Radiologic signs of increased intracranial pressure can occur when there is a significant amount of blood in the cranium. If the CT is not received within 6 hours of onset of symptoms, a spinal puncture is frequently used as a second diagnostic step. When the supernatant in the CSF centrifuged yellow or pink, it is referred to as Xanthochromia. Blood cells break down in response to a chemical reaction within the CSf. Close observation of patients with intracranial hemorrhage is usually required in an intensive care unit or on a surgical ward. They will almost certainly require intensive physiotherapy and occupational therapy before being discharged from the hospital. Although a spinal puncture is still recommended for patients who have a CT scan that is delayed more than six hours after onset of their headache, this is no longer the case.
Intracerebral Hemorrhage: The Second Most Common Cause Of Stroke

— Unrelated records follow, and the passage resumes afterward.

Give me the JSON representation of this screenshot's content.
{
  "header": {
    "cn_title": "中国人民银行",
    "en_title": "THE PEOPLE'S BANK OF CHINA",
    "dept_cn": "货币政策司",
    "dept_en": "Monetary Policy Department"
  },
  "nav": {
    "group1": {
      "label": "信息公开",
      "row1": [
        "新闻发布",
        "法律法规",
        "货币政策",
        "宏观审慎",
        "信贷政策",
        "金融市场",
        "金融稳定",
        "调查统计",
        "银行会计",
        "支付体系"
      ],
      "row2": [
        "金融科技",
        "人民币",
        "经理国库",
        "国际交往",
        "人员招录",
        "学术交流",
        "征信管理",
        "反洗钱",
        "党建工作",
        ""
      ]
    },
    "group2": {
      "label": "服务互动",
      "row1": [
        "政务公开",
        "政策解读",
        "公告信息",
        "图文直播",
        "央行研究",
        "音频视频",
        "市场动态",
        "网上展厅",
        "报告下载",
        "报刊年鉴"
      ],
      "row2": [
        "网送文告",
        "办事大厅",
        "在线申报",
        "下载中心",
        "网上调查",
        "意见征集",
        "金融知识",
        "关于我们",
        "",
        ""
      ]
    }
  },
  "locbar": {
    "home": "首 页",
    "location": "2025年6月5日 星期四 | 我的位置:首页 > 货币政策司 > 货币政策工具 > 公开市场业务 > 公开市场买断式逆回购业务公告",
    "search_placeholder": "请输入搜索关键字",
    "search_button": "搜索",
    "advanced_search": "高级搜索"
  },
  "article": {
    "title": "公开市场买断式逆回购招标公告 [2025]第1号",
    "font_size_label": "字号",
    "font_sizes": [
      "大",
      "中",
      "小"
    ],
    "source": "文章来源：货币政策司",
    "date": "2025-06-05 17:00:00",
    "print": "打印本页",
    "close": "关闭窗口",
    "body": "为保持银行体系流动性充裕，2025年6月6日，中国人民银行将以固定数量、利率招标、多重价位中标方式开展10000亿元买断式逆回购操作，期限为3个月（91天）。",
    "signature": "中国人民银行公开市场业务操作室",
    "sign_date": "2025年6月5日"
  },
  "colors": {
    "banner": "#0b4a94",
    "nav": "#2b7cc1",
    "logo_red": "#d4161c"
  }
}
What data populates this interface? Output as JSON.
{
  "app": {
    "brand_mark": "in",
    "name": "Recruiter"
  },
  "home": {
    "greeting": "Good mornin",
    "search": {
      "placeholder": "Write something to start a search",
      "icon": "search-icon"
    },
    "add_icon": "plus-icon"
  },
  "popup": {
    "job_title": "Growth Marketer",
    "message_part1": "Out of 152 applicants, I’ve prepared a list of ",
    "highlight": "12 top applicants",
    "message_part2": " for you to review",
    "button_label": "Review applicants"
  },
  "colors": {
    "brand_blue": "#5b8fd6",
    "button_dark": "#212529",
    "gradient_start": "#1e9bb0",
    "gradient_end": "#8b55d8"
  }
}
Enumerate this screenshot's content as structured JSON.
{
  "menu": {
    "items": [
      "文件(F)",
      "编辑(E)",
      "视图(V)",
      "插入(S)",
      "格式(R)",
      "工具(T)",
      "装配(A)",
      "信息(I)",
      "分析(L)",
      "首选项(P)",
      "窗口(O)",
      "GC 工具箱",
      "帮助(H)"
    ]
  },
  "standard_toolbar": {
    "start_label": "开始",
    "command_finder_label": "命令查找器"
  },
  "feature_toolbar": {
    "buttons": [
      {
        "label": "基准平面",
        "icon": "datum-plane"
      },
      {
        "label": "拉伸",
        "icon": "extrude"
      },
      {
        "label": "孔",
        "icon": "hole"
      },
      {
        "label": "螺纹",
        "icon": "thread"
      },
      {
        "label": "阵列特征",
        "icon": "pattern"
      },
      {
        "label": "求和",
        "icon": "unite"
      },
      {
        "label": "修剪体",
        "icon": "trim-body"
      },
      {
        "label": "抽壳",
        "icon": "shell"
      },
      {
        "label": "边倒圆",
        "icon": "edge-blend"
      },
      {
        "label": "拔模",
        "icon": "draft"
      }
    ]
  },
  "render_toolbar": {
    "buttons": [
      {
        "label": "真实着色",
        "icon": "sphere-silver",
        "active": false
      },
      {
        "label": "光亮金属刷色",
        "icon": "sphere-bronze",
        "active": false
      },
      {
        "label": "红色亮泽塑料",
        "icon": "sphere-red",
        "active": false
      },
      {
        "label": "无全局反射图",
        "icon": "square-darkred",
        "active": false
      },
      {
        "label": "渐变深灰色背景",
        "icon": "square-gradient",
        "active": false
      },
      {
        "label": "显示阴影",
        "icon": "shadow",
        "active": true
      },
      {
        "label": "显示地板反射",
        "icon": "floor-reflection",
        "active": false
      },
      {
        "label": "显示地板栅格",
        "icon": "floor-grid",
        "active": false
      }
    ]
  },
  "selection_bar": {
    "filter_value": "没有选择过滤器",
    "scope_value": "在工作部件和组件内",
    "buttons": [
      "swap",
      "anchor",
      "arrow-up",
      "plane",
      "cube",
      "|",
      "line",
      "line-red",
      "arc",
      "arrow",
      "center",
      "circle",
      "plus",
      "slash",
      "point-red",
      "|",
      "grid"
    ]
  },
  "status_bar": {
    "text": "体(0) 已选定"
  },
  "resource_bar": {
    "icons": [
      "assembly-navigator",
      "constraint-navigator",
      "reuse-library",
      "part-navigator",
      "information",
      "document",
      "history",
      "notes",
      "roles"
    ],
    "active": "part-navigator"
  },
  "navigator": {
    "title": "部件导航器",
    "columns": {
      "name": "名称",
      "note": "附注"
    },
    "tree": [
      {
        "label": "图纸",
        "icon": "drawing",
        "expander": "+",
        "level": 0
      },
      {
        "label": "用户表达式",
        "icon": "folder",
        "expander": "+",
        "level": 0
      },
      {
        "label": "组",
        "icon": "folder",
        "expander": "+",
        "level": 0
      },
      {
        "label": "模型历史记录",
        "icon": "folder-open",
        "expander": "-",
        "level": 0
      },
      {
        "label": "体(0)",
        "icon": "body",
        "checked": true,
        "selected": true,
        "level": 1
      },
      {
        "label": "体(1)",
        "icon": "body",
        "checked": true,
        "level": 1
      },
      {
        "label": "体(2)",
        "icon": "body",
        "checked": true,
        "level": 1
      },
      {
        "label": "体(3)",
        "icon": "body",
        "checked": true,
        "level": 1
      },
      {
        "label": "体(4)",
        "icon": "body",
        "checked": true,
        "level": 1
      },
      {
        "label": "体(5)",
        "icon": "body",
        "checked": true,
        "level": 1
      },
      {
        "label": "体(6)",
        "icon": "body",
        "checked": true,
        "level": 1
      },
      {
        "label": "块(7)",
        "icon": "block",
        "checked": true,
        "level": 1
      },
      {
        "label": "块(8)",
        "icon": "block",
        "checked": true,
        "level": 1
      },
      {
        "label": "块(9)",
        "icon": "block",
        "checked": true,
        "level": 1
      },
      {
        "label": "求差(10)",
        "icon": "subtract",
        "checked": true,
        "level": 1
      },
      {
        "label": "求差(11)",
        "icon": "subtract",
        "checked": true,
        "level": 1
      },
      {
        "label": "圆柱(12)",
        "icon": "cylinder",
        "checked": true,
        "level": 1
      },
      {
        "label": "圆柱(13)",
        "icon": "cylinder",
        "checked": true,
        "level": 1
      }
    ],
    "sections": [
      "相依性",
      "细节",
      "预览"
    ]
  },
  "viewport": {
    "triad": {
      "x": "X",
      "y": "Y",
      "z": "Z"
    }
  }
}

The second leading cause of stroke is an intracerebral hemorrhage, which is fatal. Blood vessels carry blood from the lungs to the brain. Blood vessels and arteries can burst in a variety of ways, including rupture caused by abnormal pressure or development or trauma. Bleeding between the brain’s skull or within the brain’s tissue, such as a bleed between the skull and the brain, can cause irreversible brain damage and, in some cases, death. headache, nausea, vomiting, or sudden numbness, weakness, numbness, or paralysis of the face, arm, or leg are some of the symptoms of this disease. An intracerebral hemorrhage is defined as a bleeding episode that occurs between the skull and the brain. It refers to all bleeding that occurs within the skull, whereas it refers to all bleeding that occurs in the brain parenchyma. In all intracranial hemorrhages, there are several classic clinical characteristics.